Healthy work relationships, boost your productivity, work engagement and have a direct impact on your overall success. Interestingly, even though workplace friendships make us happier, people are increasingly reluctant to make friends at work in comparison to previous years. Why? Once work was a major source of friendships. We took our families to work picnics and invited colleagues over for dinner, now we seek to draw the line between work and personal time, to promote better wellbeing. However, even though separation of work and life is important, studies tell us that having good friendships at work make us happier.
We should try to build and maintain good working relationships with everyone. However, there are certain relationships that deserve extra attention.
For example, you will benefit from developing good relationships with key stakeholders in your organisation. These are the people who have a stake in your success or failure as they are impacted by it. Forming a bond with key influencers will help you ensure that your projects, and career, stay on track and further, will give you an idea of their work standards/preferences.
To find out who these people are, do a Stakeholder Analysis. Once you’ve created a list of people who are impacted by your work, you can devote time to building and managing these relationships, in an authentic way.
Cultivating relationships doesn’t have to come at the expense of meeting goals at work. Science has now discovered how to foster closeness and break down social and emotional barriers in less than 45 minutes.
One study found that binning small talk and instead focusing on self-disclosure and non-work topics can forge a closeness that makes co-workers more collaborative, productive, and accountable.
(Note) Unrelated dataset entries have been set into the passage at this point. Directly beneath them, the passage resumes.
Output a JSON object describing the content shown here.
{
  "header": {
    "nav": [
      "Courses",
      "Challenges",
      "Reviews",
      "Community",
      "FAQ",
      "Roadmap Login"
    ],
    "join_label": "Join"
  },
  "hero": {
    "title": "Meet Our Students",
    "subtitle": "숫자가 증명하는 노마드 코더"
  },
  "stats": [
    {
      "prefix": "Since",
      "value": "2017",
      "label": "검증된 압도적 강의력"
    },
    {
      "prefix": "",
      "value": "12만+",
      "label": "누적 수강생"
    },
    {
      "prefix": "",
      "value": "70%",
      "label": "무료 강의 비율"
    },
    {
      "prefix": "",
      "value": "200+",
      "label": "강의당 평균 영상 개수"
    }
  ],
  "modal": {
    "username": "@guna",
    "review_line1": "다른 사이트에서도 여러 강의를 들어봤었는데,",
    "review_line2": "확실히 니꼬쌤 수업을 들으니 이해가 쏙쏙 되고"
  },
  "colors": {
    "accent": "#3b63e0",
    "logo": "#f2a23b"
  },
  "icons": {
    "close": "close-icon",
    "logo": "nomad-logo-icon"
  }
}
Another survey of global workers found that over 26% said discussing success with colleagues motivates them.
As a general rule, when making new friends, Robert Epstein, senior research psychologist at the American Institute for Behavioral Research and Technology, suggests that “Vulnerability is the key to emotional bonding, without which relationships tend to feel superficial and meaningless.”
Whilst finding common ground can certainly help make an initial connection oversharing is a no-no.It can make people feel you lack authenticity. Be mindful of personal space. Don’t quickly suggest meeting up outside of work, its a big step to take a relationship outside of the office, so take things slowly or it may feel awkward.
Last but by no means least, gossip isn’t a good way to fast track friendships, it only fosters a negative environment. Stick to positive interactions and avoid discussions that may back-fire against you in the long run.
Building good work relationships makes you happier, more productive and can open the doors to career advancement. Start by devoting a portion of your day to cultivating meaningful work relationships. Even five minutes a day, if it’s genuine, can help to build a bond between you and a colleague. Be honest, avoid gossip, and just enjoy getting to share your precious time with people you consider to be friends.
Leila is PCA’s Head Editor and Researcher. She holds a 1st class Law with Business degree and became a published author at 25. Former crime investigator turned business journalist. On a mission to show businesses that presenteeism is a thing of the past. Everything seems impossible until it’s done. Typically found working from a white beach in South-East Asia embracing rapidly changing technology.